I have a cousin who earned a Diploma in Air Conditioning and Refrigeration Systems Maintenance from the Kenya Polytechnic (now Technical University of Kenya) in 2012. He’s barely in the country. He’s usually in Nairobi this week, Rwanda the next, and South Sudan the week after. He literally decides which jobs to take and which ones not to. I also have a friend who graduated with a Bachelor’s Degree in Civil Engineering from the Technical University of Mombasa (formerly known as Mombasa Polytechnic) in 2015 who has been looking for a job for the past two years. This month, he was lucky to get a job with Equity Bank as a Teller.
Sounds ridiculous right? How does a Diploma holder get a job immediately while a degree holder spends three years looking for a job and finally settles on a profession completely unrelated to what he studied in school? Let me tell you why. While the former was taught practical skills in a Technical Training Institute, the latter spent a significant portion of his five years in University running from one lecture theatre to another learning theory of knowledge. No firm is willing to employ him because they’ll have to spend a lot of time and money re-training him on practical industry skills.
While the former is highly-skilled, the latter is highly-educated. That is the problem we have in this country. We have a workforce that is highly educated but lacks in practical skills. This is why the Chinese are building our roads, bridges, and railway lines while we have Engineers in this country.
The gravest mistake that the Kibaki Administration committed in the quest to improve access to higher education was to upgrade all Technical Training Institutes, Polytechnics, and mid-level colleges to University status. In the rush to give these institutions Charters, they forgot to address two important questions: whether these institutions had the capacity to meet the skills needs of the future workforce it intended to train and whether the workforce they churned out would have the competency required to compete internationally.
One of the profound issues that Africa has to address –and address fast- is how to move from Third to First World. In order to make this transition, Africa has to emulate what is referred to as the “Asian Miracle” in global economics. Unlike Africa, countries like Taiwan and South Korea had no mineral wealth. How were they able to change their economic trajectories to the extent of even overtaking some First World countries? They focused on rapid technology-intensive economic development. They created national systems of innovation by copying technologies from First World economies. Most importantly, they invested in highly-skilled and not highly-educated human capital.

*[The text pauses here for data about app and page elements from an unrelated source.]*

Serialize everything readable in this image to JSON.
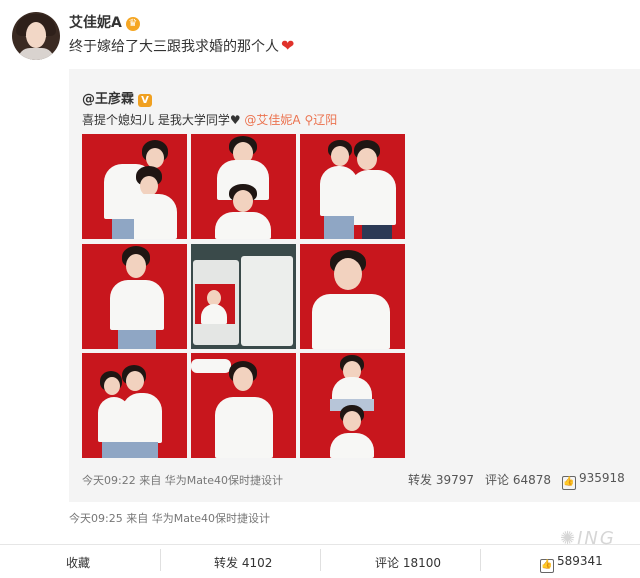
{
  "post": {
    "username": "艾佳妮A",
    "text": "终于嫁给了大三跟我求婚的那个人",
    "heart": "❤",
    "time": "今天09:25",
    "source_prefix": "来自",
    "source": "华为Mate40保时捷设计"
  },
  "repost": {
    "orig_user": "@王彦霖",
    "text_main": "喜提个媳妇儿 是我大学同学♥",
    "mention": "@艾佳妮A",
    "location": "辽阳",
    "time": "今天09:22",
    "source_prefix": "来自",
    "source": "华为Mate40保时捷设计",
    "forward": "转发 39797",
    "comment": "评论 64878",
    "likes": "935918"
  },
  "actions": {
    "favorite": "收藏",
    "forward": "转发 4102",
    "comment": "评论 18100",
    "likes": "589341"
  },
  "colors": {
    "accent": "#eb7350",
    "photo_bg": "#c8161d"
  }
}
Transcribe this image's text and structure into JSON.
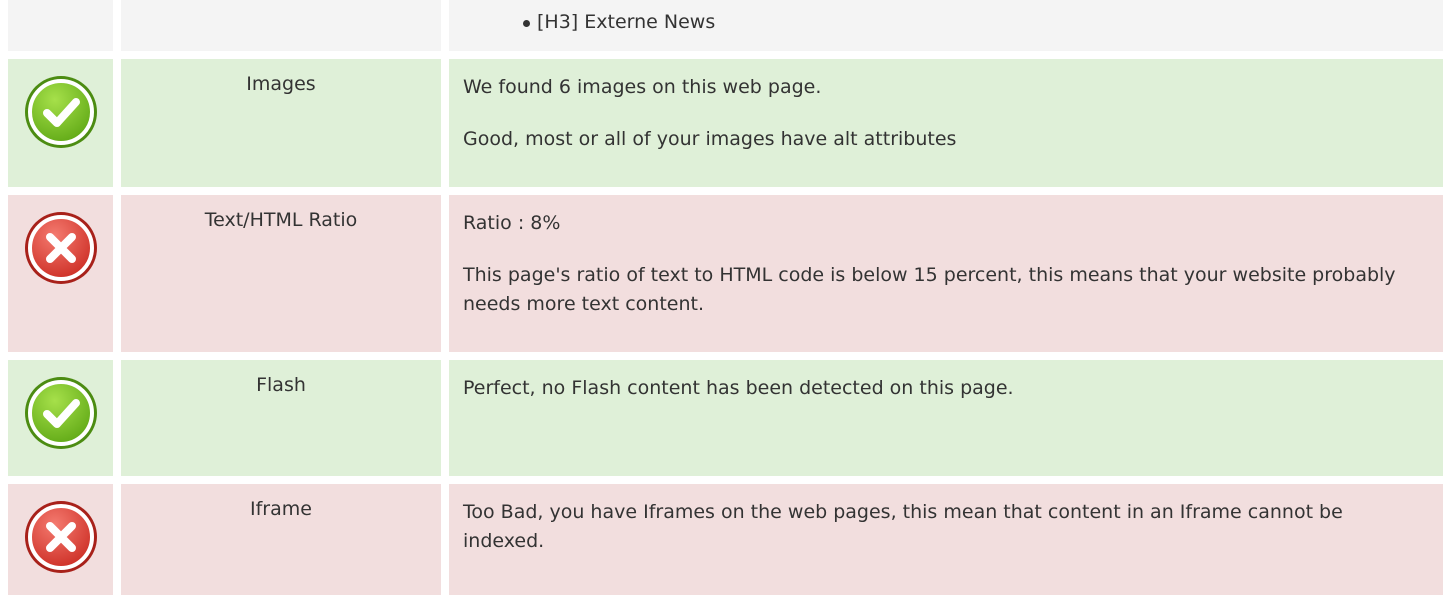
{
  "top_row": {
    "items": [
      "[H3] Externe News"
    ]
  },
  "rows": [
    {
      "status": "pass",
      "label": "Images",
      "lines": [
        "We found 6 images on this web page.",
        "Good, most or all of your images have alt attributes"
      ]
    },
    {
      "status": "fail",
      "label": "Text/HTML Ratio",
      "lines": [
        "Ratio : 8%",
        "This page's ratio of text to HTML code is below 15 percent, this means that your website probably needs more text content."
      ]
    },
    {
      "status": "pass",
      "label": "Flash",
      "lines": [
        "Perfect, no Flash content has been detected on this page."
      ]
    },
    {
      "status": "fail",
      "label": "Iframe",
      "lines": [
        "Too Bad, you have Iframes on the web pages, this mean that content in an Iframe cannot be indexed."
      ]
    }
  ],
  "icons": {
    "pass": "check-circle-icon",
    "fail": "x-circle-icon"
  },
  "colors": {
    "pass_bg": "#dff0d8",
    "fail_bg": "#f2dede",
    "neutral_bg": "#f4f4f4",
    "pass_icon": "#7cc226",
    "fail_icon": "#e0413a"
  }
}
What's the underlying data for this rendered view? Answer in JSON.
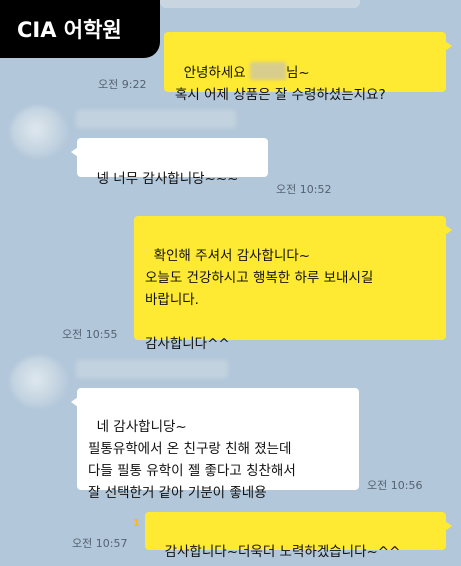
{
  "watermark": {
    "text": "CIA 어학원"
  },
  "messages": [
    {
      "id": 1,
      "side": "out",
      "line1_before": "안녕하세요 ",
      "line1_after": "님~",
      "line2": "혹시 어제 상품은 잘 수령하셨는지요?",
      "time": "오전 9:22"
    },
    {
      "id": 2,
      "side": "in",
      "text": "넹 너무 감사합니당~~~",
      "time": "오전 10:52"
    },
    {
      "id": 3,
      "side": "out",
      "text": "확인해 주셔서 감사합니다~\n오늘도 건강하시고 행복한 하루 보내시길\n바랍니다.\n\n감사합니다^^",
      "time": "오전 10:55"
    },
    {
      "id": 4,
      "side": "in",
      "text": "네 감사합니당~\n필통유학에서 온 친구랑 친해 졌는데\n다들 필통 유학이 젤 좋다고 칭찬해서\n잘 선택한거 같아 기분이 좋네용",
      "time": "오전 10:56"
    },
    {
      "id": 5,
      "side": "out",
      "text": "감사합니다~더욱더 노력하겠습니다~^^",
      "time": "오전 10:57",
      "unread": "1"
    }
  ]
}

What is my point? Highly-skilled is more important than highly-educated in modern societies. Returns to education with regards to economic outcomes in a country are determined not by the number of University graduates but by the skill levels of the workforce. This is quite difficult to swallow, Right? To put this into perspective, let us take a look at Europe during the 18th Century Industrial Revolution. As late as 1850, Primary School Enrolment in Britain was as low as 11%. In a nutshell, only 11% of children born in Britain in the 18th century enrolled in Primary School. The remaining 89% did not. In contrast, Scandinavia had achieved full literacy by the turn of the 19th century. If there was a relationship between a highly-educated population and the rate of industrialization, Scandinavian countries should have industrialized faster. However, Britain was the cradle of the Industrial Revolution while Scandinavia lagged behind in terms of economic development for a very long time.
Why did this happen? While school enrolment was low in Britain, something else was happening –apprenticeship and craftsmanship. Apprenticeship was a system in Britain where Children between the ages of 12 and 15 would be sent to a craftsman who specialised in whatever it is they wanted to learn. The apprentices would then work under the master until they were 21. The apprenticeship system was so important in Britain that in 1653, the nation passed the Statute of Apprentices which made it illegal for anyone to practise a trade without having served under a master for a period of not less than seven years.
This is the primary reason why Britain was the technological leader in the world during the Industrial Revolution. It had a workforce which –though lacking in formal education- possessed the training and natural dexterity to come up with the ideas which economically revolutionised the world in the 18th century.
If this country –and by extension Africa- wants to industrialize and move from an Agrarian economy to become an Industrial giant- we have to rethink our education system. This country should stop its fixation with higher education and implement policies geared towards the enhancement of skills in the education system so that we can foster effective participation in the international labour market. It is time for us to revive our Technical Training Institutes and Mid-Level colleges so that we can provide comprehensive skills training for the workforce of the future. Otherwise, we will continue having people with Doctorates in Engineering who cannot design our roads.
Authored by Innocent Ngare.